Talk about your emotions

For the most part (outside of cutesy animations), people don’t find robots endearing — and it’s notably only when they’re anthropomorphized with emotional gestures that they start to pick up some sympathy. We’re drawn to displays emotion in a powerful way. They help us process our own emotions and see the humanity in others, making it easier to identify with them.

Additionally, when you talk about your own emotions in your website content, you show endearing vulnerability. It takes courage to admit your innermost feelings, particularly when they’re not entirely positive, and people respect that. Am I saying you should share the specifics of your last therapy session? No, certainly not — but you should let your guard down and let the reader in.

Poke fun at yourself

Plenty of companies (and individuals) take themselves far too seriously, and develop ludicrous self-images that are more likely to make people laugh than anything else. You definitely don’t want to present that kind of image: stuffy, inflexible, and self-important.
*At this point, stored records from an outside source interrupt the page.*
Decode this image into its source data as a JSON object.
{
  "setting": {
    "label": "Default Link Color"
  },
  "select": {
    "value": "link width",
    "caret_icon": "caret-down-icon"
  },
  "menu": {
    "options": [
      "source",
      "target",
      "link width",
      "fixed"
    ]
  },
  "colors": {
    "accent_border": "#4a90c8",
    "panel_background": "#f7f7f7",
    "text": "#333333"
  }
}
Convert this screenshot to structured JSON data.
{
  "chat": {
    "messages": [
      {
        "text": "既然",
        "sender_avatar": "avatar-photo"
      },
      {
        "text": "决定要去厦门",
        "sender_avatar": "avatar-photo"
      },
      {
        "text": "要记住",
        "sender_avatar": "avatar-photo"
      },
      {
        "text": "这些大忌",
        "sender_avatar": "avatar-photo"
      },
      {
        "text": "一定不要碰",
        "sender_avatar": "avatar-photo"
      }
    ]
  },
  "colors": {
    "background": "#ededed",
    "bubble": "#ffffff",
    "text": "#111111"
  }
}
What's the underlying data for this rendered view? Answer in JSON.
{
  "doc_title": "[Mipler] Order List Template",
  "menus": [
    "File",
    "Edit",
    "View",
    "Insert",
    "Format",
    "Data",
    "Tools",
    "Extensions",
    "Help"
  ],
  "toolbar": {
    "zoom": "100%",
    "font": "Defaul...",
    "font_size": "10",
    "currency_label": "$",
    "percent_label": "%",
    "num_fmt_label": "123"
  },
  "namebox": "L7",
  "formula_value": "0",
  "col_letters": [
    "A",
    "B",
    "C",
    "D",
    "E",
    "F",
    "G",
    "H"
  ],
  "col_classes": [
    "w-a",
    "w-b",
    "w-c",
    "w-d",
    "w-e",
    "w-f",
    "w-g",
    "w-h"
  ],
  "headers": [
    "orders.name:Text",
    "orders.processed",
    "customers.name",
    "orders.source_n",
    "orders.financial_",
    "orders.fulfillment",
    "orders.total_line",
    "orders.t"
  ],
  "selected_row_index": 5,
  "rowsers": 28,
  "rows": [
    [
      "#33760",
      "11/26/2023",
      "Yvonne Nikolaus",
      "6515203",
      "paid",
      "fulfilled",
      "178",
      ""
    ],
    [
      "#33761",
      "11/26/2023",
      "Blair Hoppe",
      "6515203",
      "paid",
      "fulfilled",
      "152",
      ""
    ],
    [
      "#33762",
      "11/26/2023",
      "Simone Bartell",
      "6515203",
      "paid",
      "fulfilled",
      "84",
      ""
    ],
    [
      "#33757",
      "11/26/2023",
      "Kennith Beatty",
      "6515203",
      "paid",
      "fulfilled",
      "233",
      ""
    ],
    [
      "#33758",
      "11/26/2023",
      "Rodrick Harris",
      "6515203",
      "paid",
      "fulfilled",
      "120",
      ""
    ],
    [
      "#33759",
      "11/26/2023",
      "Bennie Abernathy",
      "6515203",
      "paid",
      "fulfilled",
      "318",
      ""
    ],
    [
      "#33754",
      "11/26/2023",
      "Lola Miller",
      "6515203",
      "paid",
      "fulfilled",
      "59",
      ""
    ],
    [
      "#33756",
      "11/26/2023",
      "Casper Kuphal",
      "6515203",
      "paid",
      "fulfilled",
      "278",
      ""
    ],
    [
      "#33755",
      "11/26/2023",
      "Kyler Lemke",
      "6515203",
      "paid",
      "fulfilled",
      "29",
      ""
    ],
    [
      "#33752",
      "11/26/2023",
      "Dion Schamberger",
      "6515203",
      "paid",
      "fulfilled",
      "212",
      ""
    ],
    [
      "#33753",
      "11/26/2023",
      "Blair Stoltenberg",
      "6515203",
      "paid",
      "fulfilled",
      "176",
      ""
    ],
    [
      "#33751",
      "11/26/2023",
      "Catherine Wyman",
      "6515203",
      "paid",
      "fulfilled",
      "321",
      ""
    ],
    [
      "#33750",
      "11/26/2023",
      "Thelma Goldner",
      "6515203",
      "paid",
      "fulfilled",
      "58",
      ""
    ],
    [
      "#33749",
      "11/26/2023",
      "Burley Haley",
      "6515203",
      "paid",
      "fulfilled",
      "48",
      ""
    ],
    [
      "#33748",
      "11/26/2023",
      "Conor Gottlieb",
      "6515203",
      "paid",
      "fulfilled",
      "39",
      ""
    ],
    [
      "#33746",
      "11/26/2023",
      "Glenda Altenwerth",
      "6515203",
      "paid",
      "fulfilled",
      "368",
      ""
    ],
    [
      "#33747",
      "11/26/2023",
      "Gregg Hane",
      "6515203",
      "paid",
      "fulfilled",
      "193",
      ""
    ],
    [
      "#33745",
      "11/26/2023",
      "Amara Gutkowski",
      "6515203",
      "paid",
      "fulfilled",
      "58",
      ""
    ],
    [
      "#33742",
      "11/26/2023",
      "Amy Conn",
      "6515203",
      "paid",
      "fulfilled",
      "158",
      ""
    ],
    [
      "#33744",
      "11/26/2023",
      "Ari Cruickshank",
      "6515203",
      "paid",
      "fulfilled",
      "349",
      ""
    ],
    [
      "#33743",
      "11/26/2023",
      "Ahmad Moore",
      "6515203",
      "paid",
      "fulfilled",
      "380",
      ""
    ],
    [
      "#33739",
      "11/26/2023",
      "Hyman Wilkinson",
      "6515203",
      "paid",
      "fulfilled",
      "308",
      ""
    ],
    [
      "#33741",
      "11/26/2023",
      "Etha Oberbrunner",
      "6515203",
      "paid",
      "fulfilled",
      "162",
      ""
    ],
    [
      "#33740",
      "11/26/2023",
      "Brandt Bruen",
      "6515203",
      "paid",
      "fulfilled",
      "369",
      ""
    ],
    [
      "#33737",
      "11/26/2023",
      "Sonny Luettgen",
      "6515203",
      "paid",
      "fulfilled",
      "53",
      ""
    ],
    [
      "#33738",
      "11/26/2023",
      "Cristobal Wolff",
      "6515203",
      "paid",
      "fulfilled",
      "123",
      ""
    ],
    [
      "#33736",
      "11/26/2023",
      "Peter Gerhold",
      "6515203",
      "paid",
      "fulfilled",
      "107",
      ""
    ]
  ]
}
That’s why it’s almost always a good idea to throw small pieces of self-deprecation into your content.

For a start, you should admit — and even call attention to — your most egregious mistakes. Businesses tend to shy away from their failures, but it just makes people think they’re trying to hide some terrible things. It takes real confidence to openly admit to mistakes, and even laugh about them: it shows that you know you’re not perfect but you’re working to get better. So whenever you make a minor mistake, don’t try to cover it up. Tell people about it!

Ask for comments

When you write content for the web, it may feel abstract, but you’re not casting it into a void. That content is going to real readers with interesting opinions about everything from the fundamentals of your business to the quality of your website content. That’s why it’s a huge missed opportunity whenever someone writes a piece that barely acknowledges the reader — avoiding second-person references and staying detached.

Throughout your content, why not pose questions? Not just to function as rhetorical devices, I mean, but also to serve as a genuine question where appropriate. For instance, suppose you were writing a piece about marketing tactics, and you touched upon budgeting. You could say “This depends on your budget, of course. What kind of budget do you have? (Seriously, leave a comment to give me some idea so I can make this piece better!).”

By inviting the reader to comment, you get them feeling involved in the general activity of your brand — then when you take their feedback to heart and take suitable action, they’ll feel enormously valued. And because we all tend to value the people who value us, you ultimately benefit from that feeling of significance. It’s a powerful tactic.


Using these five methods, you can make your content vastly more endearing, leading to people regularly returning to your articles and feeling very supportive of your operation. That ultimately leads to lucrative brand advocacy — so what are you waiting for?

Kayleigh Alexandra
She is a writer for MicroStartups, a website dedicated to helping charities and microbusinesses. After years working in the sustainability, marketing and creative industries, Kayleigh now loves to devote her time to supporting other businesses to grow and thrive.